=== Section Start ===

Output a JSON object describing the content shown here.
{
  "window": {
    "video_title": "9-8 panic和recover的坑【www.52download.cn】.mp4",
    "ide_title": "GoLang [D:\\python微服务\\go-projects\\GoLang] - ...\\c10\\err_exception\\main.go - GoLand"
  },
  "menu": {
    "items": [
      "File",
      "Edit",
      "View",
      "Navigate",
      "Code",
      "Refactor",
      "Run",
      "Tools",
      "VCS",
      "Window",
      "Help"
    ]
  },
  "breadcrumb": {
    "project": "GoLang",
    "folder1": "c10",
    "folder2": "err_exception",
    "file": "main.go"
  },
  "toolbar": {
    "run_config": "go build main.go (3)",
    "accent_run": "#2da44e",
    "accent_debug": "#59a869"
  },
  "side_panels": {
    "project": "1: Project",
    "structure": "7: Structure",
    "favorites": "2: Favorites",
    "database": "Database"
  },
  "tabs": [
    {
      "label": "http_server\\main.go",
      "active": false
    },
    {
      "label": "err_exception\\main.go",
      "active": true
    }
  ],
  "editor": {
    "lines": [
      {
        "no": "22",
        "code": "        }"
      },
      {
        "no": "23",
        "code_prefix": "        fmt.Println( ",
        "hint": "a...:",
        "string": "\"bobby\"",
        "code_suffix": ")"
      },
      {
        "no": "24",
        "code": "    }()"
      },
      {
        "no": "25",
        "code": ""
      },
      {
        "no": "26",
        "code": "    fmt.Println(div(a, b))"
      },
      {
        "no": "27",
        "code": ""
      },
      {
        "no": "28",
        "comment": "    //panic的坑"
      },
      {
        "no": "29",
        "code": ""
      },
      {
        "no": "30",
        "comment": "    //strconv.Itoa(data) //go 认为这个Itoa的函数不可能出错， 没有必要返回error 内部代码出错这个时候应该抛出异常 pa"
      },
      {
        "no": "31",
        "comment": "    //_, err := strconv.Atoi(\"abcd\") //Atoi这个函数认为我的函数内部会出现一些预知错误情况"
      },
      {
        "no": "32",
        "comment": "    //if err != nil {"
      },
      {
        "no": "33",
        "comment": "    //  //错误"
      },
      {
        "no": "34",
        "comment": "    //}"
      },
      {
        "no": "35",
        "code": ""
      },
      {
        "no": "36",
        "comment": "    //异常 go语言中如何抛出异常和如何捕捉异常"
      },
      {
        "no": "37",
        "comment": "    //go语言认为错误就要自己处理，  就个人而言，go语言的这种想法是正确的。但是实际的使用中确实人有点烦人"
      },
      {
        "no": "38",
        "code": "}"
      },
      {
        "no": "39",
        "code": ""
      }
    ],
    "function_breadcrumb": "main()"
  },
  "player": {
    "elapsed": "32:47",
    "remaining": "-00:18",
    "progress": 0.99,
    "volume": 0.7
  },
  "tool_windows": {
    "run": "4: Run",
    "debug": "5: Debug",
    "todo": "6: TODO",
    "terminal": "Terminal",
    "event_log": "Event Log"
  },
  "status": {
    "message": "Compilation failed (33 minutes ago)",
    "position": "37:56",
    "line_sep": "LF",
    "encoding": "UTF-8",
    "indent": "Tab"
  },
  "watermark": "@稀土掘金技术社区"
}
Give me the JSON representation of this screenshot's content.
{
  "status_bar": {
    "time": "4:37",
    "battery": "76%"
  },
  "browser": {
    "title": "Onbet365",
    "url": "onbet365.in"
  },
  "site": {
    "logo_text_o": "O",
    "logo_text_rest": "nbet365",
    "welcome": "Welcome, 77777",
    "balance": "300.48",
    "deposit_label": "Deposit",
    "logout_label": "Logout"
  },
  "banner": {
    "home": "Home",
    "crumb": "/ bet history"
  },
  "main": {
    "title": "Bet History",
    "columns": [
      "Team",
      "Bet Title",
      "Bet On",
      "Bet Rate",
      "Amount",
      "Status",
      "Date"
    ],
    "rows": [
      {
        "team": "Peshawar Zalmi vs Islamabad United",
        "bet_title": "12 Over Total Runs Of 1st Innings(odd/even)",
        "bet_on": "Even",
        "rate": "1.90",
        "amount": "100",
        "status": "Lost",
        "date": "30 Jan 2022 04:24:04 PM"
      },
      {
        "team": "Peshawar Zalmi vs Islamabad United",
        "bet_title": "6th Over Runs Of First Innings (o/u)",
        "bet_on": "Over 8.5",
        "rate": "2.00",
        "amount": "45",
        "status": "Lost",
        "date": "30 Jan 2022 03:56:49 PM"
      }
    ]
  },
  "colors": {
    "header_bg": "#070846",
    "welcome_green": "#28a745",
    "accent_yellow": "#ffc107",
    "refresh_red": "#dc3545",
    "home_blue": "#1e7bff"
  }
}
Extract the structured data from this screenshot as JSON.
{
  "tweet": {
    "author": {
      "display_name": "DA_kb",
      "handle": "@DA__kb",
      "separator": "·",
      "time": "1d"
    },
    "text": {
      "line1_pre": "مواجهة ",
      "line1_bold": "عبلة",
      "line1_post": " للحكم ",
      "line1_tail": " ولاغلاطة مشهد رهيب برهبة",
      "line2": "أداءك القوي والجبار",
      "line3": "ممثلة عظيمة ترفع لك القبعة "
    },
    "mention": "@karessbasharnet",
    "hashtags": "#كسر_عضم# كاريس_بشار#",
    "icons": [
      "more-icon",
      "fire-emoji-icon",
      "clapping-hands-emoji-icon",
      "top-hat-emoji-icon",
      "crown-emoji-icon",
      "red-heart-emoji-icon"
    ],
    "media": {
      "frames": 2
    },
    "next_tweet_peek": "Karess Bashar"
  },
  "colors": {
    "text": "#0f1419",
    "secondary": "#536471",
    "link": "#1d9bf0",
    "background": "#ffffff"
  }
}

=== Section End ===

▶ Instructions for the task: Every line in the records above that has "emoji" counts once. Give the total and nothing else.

▶ Solution for this task: 5